Transition: Understanding the interplay between internal and external forces is crucial in comprehending the escalation of conflict and the start of the Vietnam War. By examining how global dynamics intersected with domestic struggles, we can gain insight into the complex web of events that led to this pivotal moment in history.

Escalation of conflict and the start of the Vietnam War

As we delve further into understanding the causes behind the Vietnam conflict, it becomes evident that international influences played a significant role in shaping Vietnamese nationalism. However, as global tensions intensified, so did the escalation of conflict within Vietnam itself. This section will explore how these external factors contributed to the turbulent beginnings of the Vietnam War.

The ramifications of colonial rule had left a lasting impact on numerous nations around the world, including Vietnam. To illustrate this point, let us consider a hypothetical scenario where an Asian nation achieves independence after being under foreign domination for decades. Despite gaining autonomy, remnants of colonial influence persistently intertwine with their national identity, fueling feelings of resentment and yearning for true sovereignty.

To fully comprehend the complex web of events leading up to the Vietnam War, several key aspects must be acknowledged:

  • Geopolitical rivalries between major powers heightening tensions globally.
  • Cold War ideologies influencing strategic decisions made by superpowers.
  • Economic interests driving resource exploitation in Southeast Asia.
  • Ideological divisions among Vietnamese factions exacerbating internal conflicts.

Emotions run high when examining such crucial historical episodes. Let us now turn our attention to an evocative bullet-point list highlighting some consequences faced by individuals during this tumultuous period:

  • Families torn apart due to political differences.
  • Loss of innocent lives amidst military operations.
  • Communities devastated by aerial bombings.
  • Psychological trauma endured by soldiers and civilians alike.

Furthermore, a table showcasing different perspectives can provide additional insight into these emotional experiences:

Perspective Description Emotional Impact
American Believed intervention was necessary to contain communism Controversial
Vietnamese National Fought for independence and unification against foreign occupation Determined
Anti-War Activist Protested against American involvement, advocating for peace Resolute
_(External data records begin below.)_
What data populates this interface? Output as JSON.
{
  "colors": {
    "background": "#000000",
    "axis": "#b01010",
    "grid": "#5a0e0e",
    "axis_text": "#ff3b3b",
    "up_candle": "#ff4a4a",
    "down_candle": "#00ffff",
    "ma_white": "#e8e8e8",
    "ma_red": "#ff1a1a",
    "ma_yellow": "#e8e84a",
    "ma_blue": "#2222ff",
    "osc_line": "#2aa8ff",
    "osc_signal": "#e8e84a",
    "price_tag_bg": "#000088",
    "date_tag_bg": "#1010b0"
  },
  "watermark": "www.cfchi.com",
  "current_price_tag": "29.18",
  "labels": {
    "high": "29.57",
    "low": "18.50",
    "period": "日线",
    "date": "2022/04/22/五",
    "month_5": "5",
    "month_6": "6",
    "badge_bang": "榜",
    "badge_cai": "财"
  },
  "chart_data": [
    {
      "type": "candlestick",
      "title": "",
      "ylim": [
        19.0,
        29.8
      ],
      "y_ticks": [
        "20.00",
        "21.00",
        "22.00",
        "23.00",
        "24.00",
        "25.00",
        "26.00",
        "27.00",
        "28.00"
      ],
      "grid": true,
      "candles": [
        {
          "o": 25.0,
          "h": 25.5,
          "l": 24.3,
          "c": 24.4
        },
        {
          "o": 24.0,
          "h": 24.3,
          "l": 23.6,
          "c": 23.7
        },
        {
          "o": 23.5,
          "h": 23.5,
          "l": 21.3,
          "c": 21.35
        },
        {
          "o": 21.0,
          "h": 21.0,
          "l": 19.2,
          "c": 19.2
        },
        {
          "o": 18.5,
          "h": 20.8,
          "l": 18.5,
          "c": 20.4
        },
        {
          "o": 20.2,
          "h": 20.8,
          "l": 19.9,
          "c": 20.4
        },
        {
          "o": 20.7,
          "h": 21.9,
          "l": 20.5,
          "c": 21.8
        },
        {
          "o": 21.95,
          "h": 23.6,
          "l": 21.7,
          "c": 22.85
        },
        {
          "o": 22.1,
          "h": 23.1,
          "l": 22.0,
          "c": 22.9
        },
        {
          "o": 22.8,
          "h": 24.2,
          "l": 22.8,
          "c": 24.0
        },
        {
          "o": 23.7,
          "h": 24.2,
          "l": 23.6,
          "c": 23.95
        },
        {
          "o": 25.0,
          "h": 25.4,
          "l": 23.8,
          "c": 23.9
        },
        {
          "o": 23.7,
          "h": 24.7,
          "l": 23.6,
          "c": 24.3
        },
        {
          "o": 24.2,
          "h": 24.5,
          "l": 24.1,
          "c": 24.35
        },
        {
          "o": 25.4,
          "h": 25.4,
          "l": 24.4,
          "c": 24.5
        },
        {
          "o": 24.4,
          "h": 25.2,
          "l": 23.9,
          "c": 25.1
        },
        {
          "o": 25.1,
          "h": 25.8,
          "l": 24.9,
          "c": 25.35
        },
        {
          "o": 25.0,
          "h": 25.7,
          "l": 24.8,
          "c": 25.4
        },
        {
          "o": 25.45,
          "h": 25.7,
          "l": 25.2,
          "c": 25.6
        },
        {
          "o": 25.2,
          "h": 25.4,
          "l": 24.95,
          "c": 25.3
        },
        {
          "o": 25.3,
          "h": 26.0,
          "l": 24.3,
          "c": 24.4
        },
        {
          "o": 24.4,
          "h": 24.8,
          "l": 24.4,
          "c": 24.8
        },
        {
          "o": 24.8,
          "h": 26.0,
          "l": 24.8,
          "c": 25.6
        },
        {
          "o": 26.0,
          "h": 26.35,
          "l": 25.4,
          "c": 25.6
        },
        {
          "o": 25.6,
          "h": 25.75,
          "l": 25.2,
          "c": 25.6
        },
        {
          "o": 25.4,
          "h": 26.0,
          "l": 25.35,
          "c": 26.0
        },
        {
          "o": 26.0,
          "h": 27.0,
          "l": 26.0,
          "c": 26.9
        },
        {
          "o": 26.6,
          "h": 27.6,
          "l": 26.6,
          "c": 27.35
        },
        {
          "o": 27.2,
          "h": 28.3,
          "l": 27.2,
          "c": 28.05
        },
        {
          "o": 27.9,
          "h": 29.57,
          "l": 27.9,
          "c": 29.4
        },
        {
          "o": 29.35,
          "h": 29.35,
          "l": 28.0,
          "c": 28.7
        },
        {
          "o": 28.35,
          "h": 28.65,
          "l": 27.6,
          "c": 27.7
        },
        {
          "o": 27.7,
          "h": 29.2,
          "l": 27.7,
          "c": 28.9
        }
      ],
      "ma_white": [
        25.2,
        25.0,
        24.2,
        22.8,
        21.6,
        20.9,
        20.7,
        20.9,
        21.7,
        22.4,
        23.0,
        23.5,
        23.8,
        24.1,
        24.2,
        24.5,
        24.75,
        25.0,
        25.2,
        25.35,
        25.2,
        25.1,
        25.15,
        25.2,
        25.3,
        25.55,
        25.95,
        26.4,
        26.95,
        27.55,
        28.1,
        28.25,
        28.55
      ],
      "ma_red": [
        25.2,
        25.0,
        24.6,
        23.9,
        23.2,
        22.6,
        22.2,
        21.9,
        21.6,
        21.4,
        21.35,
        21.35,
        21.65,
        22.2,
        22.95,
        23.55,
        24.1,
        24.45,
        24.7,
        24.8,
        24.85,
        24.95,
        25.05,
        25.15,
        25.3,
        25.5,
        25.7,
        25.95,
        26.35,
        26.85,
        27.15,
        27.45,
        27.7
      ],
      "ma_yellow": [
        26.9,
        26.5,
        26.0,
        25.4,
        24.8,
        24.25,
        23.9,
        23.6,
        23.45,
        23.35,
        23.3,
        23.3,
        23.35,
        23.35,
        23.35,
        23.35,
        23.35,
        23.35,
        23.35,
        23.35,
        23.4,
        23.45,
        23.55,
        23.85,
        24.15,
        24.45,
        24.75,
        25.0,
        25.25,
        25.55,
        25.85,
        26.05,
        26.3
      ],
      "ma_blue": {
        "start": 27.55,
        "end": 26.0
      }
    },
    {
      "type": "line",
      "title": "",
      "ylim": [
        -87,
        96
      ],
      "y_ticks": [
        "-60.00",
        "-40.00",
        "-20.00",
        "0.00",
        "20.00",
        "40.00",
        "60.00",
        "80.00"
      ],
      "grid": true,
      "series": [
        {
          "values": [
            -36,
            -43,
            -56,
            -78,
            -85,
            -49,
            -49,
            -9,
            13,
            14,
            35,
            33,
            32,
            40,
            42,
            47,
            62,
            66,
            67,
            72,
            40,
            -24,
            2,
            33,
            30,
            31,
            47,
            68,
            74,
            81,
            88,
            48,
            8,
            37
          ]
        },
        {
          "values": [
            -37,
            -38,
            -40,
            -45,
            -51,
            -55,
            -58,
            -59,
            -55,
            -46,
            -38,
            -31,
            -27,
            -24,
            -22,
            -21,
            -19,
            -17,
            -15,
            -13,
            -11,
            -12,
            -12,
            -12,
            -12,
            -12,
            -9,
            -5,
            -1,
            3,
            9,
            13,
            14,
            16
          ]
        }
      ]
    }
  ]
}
In light of these deeply felt emotions, it is apparent that the beginning stages of the Vietnam War were marked by a complex interplay of internal and external forces. The next section will delve into how this conflict escalated further and ultimately transitioned into a full-scale war.

Note: In conclusion or Finally